22 Jesus began his career as the Christ by presenting himself to do his Father’s will, even as we read of his saying: “Look! I am come . . . to do your will, O God.” That was at the Jordan where he was also baptized by John the Baptist. Since he himself was baptized and he also commanded it for his followers, it follows that to walk in Jesus’ footsteps one must decide to do God’s will as Jesus did and then be baptized as Jesus was. This baptism stands for or pictures one’s having decided to do God’s will; it serves as a vivid reminder of having made that decision and it is also a public testimony to others that one has decided to do God’s will and to follow Jesus Christ.—Heb. 10:7; Matt. 3:13-17; 28:19, 20.
23 Today there are not a few persons associated with the Christian witnesses of Jehovah who attend their meetings, read the Watch Tower publications and even share in the field ministry but who are shrinking back from the step of dedication and baptism. They seem to be walking with God, but actually are not, for, as we read at Amos 3:3: “Will two walk together unless they have met by appointment?” Let all such know that one cannot enjoy the peace of God without first making peace with God by faith, dedication and baptism.
24. What course must be pursued to keep this peace?

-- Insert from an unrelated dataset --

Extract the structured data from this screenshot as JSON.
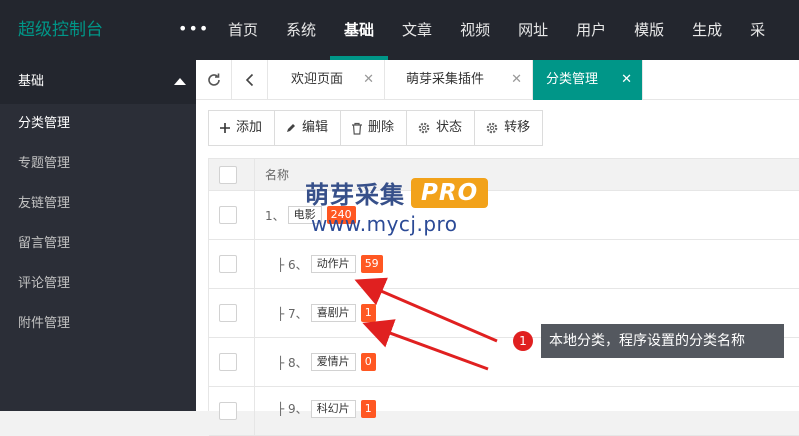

24 Not that after having taken the steps of dedication and baptism we need to do nothing more to enjoy this peace with God permanently. That is only the beginning. Among other things, we must continue to take in knowledge, to let ourselves be instructed by Jehovah through his Word and his visible organization; we must truly love God’s law and make a pursuit of wisdom. If we do these things, we are assured, we will have peace: “All your sons will be persons taught by Jehovah, and the peace of your sons will be abundant.” “Abundant peace belongs to those loving your law, and for them there is no stumbling block.” “My son, my law do not forget, and my commandments may your heart observe, because length of days and years of life and peace will be added to you.” “Its [wisdom’s] ways are ways of pleasantness, and all its roadways are peace.” As the apostle Paul counseled Christians: “The things that you learned as well as accepted and heard and saw in connection with me, practice these; and the God of peace will be with you.”—Isa. 54:13; Ps. 119:165; Prov. 3:1, 2, 17; Phil. 4:9.
25. (a) How might the principle governing this peace be illustrated? (b) What, therefore, might the peace of God be termed?
25 This peace might be likened to marital bliss. A wedding is indeed a joyful occasion and opens up the way for marital bliss, but it does not permanently guarantee it, a mistaken idea that apparently many couples have. To have marital bliss a couple must continually work at it, give it thought, time and effort, manifesting maturity in all their relations. So also with those who have come into peaceful relations with God through repentance, conversion, faith in Christ’s ransom, dedication and baptism. They must continue to work at this peace in order to maintain it. It might, therefore, be said that the peace of God is a reward, even as Jehovah promised his ancient people peace if they met his conditions: “If you continue walking in my statutes and keeping my commandments and you do carry them out, I shall . . . put peace in the land, and you will lie down, with no one making you tremble; . . . and a sword will not pass through your land.”—Lev. 26:3-6.
Encyclopedia Americana Annual, 1956, p. 405.
Encyclopedia Americana (1956), Vol. 26, p. 152.
M’Clintock & Strong’s Cyclopædia, Vol. 7, p. 852.
[Picture on page 488]
“What peace could there be as long as there are the fornications of Jezebel?”